Uber (UBER) first pledged to release the report nearly a year ago in response to a CNN investigation that found at least 103 Uber (UBER) drivers in the United States had been accused of sexually assaulting or abusing their passengers in the previous four years. The drivers were arrested, wanted by police, or had been named in civil suits related to the incidents. It was the first time that any numbers had been put to the issue.

Uber announced increased safety measures in 2018, including a partnership with RapidSOS, a company that sends a rider’s location and relevant information to a local police agency when the rider uses the emergency button in the Uber app. Uber also revamped its background check policy to conduct annual checks on drivers. Uber ultimately announced it would do away with a policy that previously forced individuals with sexual-assault complaints into arbitration and made them sign non-disclosure agreements.

Uber went public in May but warned investors in its IPO paperwork about the report, which it said could negatively impact its brand.

“The public responses to this transparency report or similar public reporting of safety incidents claimed to have occurred on our platform … may result in negative media coverage and increased regulatory scrutiny and could adversely affect our reputation with platform users,” the company says in the filing.

Uber and competitor Lyft have faced legal action related to safety issues around the country.

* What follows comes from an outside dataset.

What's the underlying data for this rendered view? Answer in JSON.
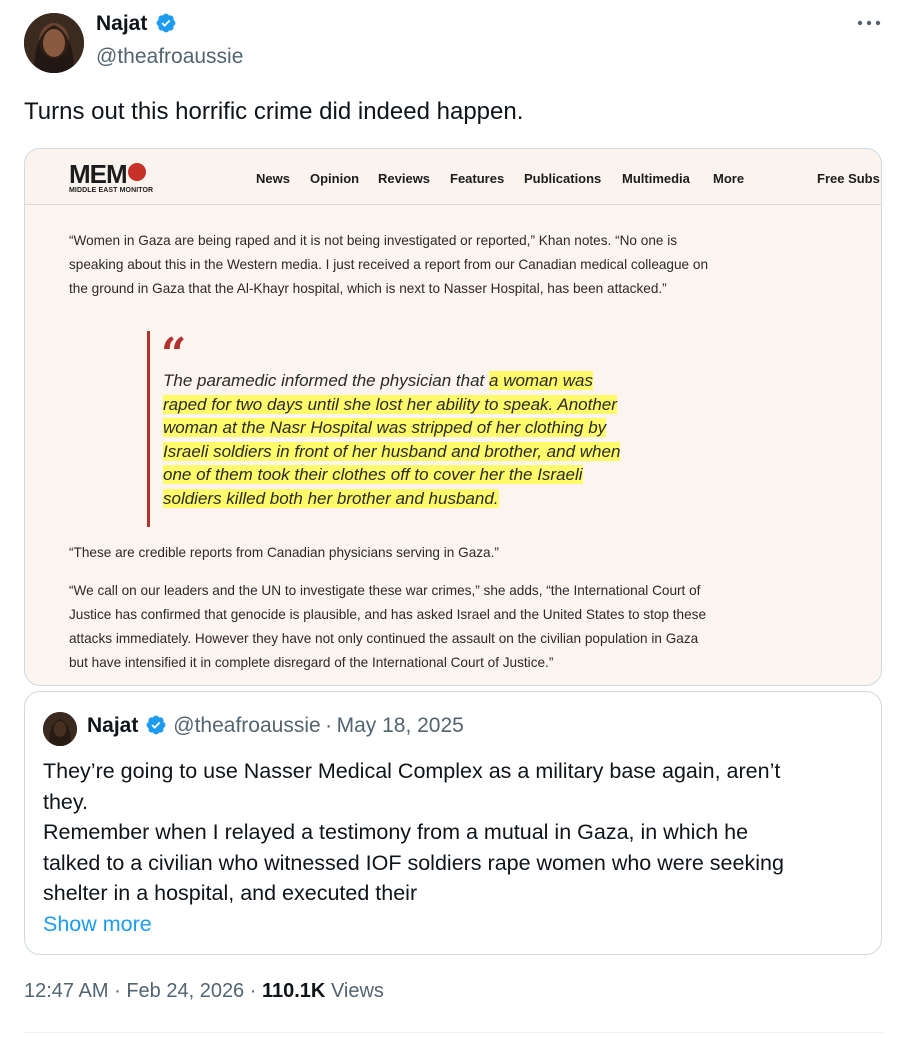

A lack of transparency about the number of incidents involving drivers has been a sticking point in lawsuits against the company. Lyft has also said it will release a safety report by the end of the year.

Safety issues with ride-hailing apps aren’t limited to domestic companies.

Didi Chuxing, China’s biggest ride-hailing firm, has also faced rider safety issues and backlash over its handling of incidents, including the killings of two women passengers in 2018. In November the company announced it would resume service on its carpooling service Hitch with a “curfew” of 8 pm for women — which it quickly walked back after facing criticism.